EXERCISE:
What you give back must match the data character for character.

== Segment start ==

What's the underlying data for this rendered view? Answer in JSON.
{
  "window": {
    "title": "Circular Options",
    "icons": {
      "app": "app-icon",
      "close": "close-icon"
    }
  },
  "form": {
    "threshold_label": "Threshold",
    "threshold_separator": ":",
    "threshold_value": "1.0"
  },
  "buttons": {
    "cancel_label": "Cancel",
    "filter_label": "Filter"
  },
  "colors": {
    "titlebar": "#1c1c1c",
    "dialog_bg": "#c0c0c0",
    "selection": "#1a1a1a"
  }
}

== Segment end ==

RESULT:
What's the underlying data for this rendered view? Answer in JSON.
{
  "window": {
    "title": "Circular Options",
    "icons": {
      "app": "app-icon",
      "close": "close-icon"
    }
  },
  "form": {
    "threshold_label": "Threshold",
    "threshold_separator": ":",
    "threshold_value": "1.0"
  },
  "buttons": {
    "cancel_label": "Cancel",
    "filter_label": "Filter"
  },
  "colors": {
    "titlebar": "#1c1c1c",
    "dialog_bg": "#c0c0c0",
    "selection": "#1a1a1a"
  }
}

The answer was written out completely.